- [Web page and app entries]:
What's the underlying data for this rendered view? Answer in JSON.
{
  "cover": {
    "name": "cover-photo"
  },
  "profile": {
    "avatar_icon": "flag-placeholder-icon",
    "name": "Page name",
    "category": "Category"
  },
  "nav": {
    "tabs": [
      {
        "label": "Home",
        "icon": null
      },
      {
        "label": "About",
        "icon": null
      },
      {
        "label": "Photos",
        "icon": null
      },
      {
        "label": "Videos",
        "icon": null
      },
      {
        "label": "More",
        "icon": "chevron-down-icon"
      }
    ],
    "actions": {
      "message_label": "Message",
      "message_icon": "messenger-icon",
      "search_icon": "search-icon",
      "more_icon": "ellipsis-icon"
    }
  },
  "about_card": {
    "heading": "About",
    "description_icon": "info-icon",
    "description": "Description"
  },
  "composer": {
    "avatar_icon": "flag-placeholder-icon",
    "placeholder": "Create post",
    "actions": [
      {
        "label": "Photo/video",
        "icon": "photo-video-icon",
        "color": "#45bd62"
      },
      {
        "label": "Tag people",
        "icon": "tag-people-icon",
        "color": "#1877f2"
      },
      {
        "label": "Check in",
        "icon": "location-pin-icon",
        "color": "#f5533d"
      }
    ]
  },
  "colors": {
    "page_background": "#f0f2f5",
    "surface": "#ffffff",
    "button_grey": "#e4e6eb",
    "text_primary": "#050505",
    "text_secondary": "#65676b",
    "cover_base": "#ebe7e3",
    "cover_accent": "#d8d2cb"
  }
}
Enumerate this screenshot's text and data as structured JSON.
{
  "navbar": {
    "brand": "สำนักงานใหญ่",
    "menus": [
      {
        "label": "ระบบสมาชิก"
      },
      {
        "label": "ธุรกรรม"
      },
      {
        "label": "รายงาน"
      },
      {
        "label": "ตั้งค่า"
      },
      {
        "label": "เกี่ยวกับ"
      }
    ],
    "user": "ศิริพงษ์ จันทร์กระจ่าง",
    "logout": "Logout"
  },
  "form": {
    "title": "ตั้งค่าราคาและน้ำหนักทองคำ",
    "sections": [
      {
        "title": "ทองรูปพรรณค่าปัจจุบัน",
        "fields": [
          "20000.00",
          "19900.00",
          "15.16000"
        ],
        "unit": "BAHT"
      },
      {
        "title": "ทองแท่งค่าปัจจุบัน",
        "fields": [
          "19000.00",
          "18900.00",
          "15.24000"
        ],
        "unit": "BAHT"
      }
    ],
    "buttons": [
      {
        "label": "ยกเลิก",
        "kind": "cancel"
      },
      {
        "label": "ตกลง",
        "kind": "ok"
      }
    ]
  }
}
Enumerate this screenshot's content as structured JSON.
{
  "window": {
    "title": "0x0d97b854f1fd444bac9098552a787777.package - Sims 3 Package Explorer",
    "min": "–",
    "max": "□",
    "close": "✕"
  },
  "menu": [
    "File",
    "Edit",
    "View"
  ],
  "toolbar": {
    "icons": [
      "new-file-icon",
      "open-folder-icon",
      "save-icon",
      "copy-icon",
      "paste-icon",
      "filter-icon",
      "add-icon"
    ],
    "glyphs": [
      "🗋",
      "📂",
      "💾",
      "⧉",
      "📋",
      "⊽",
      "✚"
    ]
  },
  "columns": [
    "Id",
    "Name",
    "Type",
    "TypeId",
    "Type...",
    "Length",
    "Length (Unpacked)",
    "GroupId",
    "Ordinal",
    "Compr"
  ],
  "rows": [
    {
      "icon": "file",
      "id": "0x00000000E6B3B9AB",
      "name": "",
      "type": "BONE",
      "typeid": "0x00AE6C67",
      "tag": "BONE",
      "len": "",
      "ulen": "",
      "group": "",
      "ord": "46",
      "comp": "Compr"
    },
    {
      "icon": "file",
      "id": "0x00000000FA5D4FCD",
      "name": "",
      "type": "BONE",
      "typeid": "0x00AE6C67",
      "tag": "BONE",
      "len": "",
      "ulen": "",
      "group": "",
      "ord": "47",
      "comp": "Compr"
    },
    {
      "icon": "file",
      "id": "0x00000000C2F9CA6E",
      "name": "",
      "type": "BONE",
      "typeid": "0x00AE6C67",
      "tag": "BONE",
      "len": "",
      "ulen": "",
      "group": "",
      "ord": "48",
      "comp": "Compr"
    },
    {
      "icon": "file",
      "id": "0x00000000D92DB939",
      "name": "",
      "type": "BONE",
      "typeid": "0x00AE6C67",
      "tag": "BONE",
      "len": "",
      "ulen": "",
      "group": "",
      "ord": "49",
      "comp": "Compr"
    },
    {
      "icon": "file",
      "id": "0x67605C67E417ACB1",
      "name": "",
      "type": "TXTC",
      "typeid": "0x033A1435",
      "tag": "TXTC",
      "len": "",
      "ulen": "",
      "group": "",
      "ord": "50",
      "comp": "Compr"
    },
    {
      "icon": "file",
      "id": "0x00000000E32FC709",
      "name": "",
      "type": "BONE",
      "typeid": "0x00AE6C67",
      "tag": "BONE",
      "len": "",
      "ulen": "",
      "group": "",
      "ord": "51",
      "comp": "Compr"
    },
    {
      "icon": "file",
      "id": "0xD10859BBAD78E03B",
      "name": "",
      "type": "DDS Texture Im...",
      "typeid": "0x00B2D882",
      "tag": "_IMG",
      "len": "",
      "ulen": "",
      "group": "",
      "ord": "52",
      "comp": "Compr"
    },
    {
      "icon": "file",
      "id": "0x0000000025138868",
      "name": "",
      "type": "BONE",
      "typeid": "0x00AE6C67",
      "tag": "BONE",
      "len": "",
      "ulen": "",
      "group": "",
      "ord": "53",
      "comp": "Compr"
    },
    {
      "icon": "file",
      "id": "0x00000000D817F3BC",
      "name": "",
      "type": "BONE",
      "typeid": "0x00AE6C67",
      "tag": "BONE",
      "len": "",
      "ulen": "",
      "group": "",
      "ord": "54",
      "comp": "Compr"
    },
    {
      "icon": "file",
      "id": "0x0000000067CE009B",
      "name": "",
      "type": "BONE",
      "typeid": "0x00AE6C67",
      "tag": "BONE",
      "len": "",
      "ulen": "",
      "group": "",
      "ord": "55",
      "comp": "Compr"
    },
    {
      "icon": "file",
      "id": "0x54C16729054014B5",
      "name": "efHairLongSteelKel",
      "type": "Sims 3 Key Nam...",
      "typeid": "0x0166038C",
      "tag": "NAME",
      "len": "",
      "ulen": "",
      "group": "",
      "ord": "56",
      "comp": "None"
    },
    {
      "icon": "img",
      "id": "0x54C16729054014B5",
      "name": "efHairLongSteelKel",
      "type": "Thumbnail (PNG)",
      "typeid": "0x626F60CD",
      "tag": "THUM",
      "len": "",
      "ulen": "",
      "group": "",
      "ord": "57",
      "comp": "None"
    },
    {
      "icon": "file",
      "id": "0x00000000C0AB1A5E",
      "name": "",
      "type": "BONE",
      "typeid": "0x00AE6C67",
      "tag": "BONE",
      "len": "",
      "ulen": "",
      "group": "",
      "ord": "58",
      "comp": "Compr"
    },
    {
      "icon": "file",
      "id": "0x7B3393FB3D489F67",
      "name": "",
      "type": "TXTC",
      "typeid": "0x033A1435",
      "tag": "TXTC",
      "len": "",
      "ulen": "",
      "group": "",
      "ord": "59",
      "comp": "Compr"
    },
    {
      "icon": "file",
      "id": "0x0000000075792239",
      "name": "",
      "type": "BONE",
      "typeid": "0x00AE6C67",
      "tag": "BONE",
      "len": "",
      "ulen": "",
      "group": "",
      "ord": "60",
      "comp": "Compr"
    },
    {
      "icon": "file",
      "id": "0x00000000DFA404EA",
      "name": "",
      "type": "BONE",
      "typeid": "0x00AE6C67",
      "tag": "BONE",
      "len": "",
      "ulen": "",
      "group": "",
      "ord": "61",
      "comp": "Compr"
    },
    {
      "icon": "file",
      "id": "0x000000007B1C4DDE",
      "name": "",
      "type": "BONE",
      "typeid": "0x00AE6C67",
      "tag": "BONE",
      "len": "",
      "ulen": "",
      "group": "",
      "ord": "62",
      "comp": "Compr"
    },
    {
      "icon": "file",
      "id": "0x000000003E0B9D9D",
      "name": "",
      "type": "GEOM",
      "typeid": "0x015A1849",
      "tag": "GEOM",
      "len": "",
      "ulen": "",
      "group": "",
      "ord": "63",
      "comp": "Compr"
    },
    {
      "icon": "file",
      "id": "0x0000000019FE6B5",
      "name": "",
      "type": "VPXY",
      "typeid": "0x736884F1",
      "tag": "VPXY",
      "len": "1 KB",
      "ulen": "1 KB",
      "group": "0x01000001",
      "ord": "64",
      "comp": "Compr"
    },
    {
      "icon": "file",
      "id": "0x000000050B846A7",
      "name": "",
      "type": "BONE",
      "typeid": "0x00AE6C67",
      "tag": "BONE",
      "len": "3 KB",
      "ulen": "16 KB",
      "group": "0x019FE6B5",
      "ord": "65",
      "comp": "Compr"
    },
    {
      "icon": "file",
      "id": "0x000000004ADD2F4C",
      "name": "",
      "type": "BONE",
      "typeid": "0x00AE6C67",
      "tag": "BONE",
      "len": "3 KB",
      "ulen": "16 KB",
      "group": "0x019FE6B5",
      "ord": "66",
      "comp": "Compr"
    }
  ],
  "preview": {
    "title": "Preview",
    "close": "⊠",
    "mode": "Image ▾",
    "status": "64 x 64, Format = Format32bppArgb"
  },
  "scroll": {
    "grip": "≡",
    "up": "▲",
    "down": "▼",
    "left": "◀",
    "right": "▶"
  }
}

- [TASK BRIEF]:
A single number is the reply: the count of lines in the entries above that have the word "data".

- [EXERCISE ANSWER]:
2